It's quite remarkable. After all, the local weatherman can't predict how much snow we'll get tomorrow. Strike that. Though a mere handful of hours away, the weatherman can't predict if we'll get snow tomorrow or have an unseasonably bright and sunny spring like day. (It's not a profession to be envied.)
So, can scientists really predict prostate cancer 25 years into the future?
Yes. According to new research a single test before age 50 accurately predicts which men are most at risk in the future. OK, so that's not an exact, person-by-person prediction. True. But, it does open the door for determining which men should be most aggressively screened as they age. That's a huge advantage over the current willy-nilly methodology.
A team of researchers from Memorial Sloan-Kettering Cancer Center in New York and Sweden's Lund University found that a single prostate specific antigen (PSA) test is highly predictive. The test measures the amount of a specific protein that is produced by the prostate. The team found that a high PSA level before the age of 50 has a high correlation with the development of aggressive prostate cancer later in life.
"We have found that a single PSA test taken at or before age 50 is a very strong predictor of advanced prostate cancer diagnosed up to 25 years later. This suggests the possibility of using an early PSA test to determine which men should be the focus of the most intensive screening efforts," said Hans Lilja, MD, PhD, the study's lead.

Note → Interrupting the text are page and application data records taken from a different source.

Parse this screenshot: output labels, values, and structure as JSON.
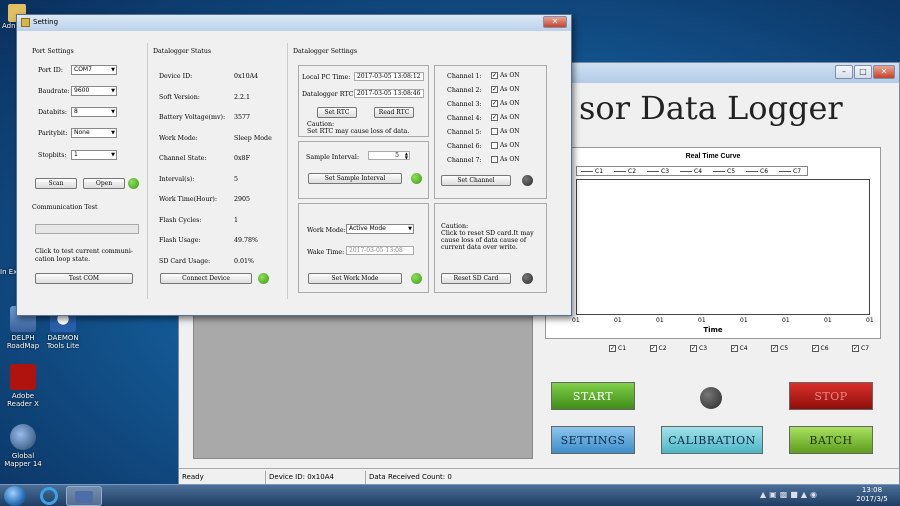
{
  "desktop": {
    "icons": [
      {
        "label": "DELPH RoadMap",
        "name": "delph-roadmap-icon"
      },
      {
        "label": "DAEMON Tools Lite",
        "name": "daemon-tools-icon"
      },
      {
        "label": "Adobe Reader X",
        "name": "adobe-reader-icon"
      },
      {
        "label": "Global Mapper 14",
        "name": "global-mapper-icon"
      }
    ],
    "partial_labels": [
      "Adn",
      "In Ex"
    ]
  },
  "main": {
    "title": "sor Data Logger",
    "chart_title": "Real Time Curve",
    "legend": [
      "C1",
      "C2",
      "C3",
      "C4",
      "C5",
      "C6",
      "C7"
    ],
    "x_ticks": [
      "01",
      "01",
      "01",
      "01",
      "01",
      "01",
      "01",
      "01"
    ],
    "x_label": "Time",
    "checkboxes": [
      "C1",
      "C2",
      "C3",
      "C4",
      "C5",
      "C6",
      "C7"
    ],
    "buttons": {
      "start": "START",
      "stop": "STOP",
      "settings": "SETTINGS",
      "calibration": "CALIBRATION",
      "batch": "BATCH"
    },
    "status": {
      "ready": "Ready",
      "device": "Device ID: 0x10A4",
      "count": "Data Received Count: 0"
    }
  },
  "dialog": {
    "title": "Setting",
    "port": {
      "header": "Port Settings",
      "port_id_label": "Port ID:",
      "port_id": "COM7",
      "baud_label": "Baudrate:",
      "baud": "9600",
      "databits_label": "Databits:",
      "databits": "8",
      "parity_label": "Paritybit:",
      "parity": "None",
      "stop_label": "Stopbits:",
      "stop": "1",
      "scan": "Scan",
      "open": "Open"
    },
    "comm": {
      "header": "Communication Test",
      "hint": "Click to test current communi-cation loop state.",
      "button": "Test COM"
    },
    "status": {
      "header": "Datalogger Status",
      "rows": [
        {
          "k": "Device ID:",
          "v": "0x10A4"
        },
        {
          "k": "Soft Version:",
          "v": "2.2.1"
        },
        {
          "k": "Battery Voltage(mv):",
          "v": "3577"
        },
        {
          "k": "Work Mode:",
          "v": "Sleep Mode"
        },
        {
          "k": "Channel State:",
          "v": "0x8F"
        },
        {
          "k": "Interval(s):",
          "v": "5"
        },
        {
          "k": "Work Time(Hour):",
          "v": "2905"
        },
        {
          "k": "Flash Cycles:",
          "v": "1"
        },
        {
          "k": "Flash Usage:",
          "v": "49.78%"
        },
        {
          "k": "SD Card Usage:",
          "v": "0.01%"
        }
      ],
      "connect": "Connect Device"
    },
    "settings": {
      "header": "Datalogger Settings",
      "pc_label": "Local PC Time:",
      "pc_time": "2017-03-05 13:08:12",
      "rtc_label": "Datalogger RTC:",
      "rtc_time": "2017-03-05 13:08:46",
      "set_rtc": "Set RTC",
      "read_rtc": "Read RTC",
      "caution": "Caution:",
      "rtc_caution": "Set RTC may cause loss of data.",
      "interval_label": "Sample Interval:",
      "interval": "5",
      "set_interval": "Set Sample Interval",
      "work_label": "Work Mode:",
      "work_mode": "Active Mode",
      "wake_label": "Wake Time:",
      "wake_time": "2017-03-05 13:08",
      "set_work": "Set Work Mode",
      "channels": [
        {
          "label": "Channel 1:",
          "on": true
        },
        {
          "label": "Channel 2:",
          "on": true
        },
        {
          "label": "Channel 3:",
          "on": true
        },
        {
          "label": "Channel 4:",
          "on": true
        },
        {
          "label": "Channel 5:",
          "on": false
        },
        {
          "label": "Channel 6:",
          "on": false
        },
        {
          "label": "Channel 7:",
          "on": false
        }
      ],
      "as_on": "As ON",
      "set_channel": "Set Channel",
      "sd_caution": "Click to reset SD card.It may cause loss of data cause of current data over write.",
      "reset_sd": "Reset SD Card"
    }
  },
  "taskbar": {
    "time": "13:08",
    "date": "2017/3/5"
  }
}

So, men - Go ahead and schedule that doctor's appointment to have a PSA screening. You'll still have no idea about tomorrow's weather, but you'll have a much better feel for your health over the next 25 years or so.To read more about the study, see this from Reuters. To read more about the PSA screening, see this from the National Cancer Institute.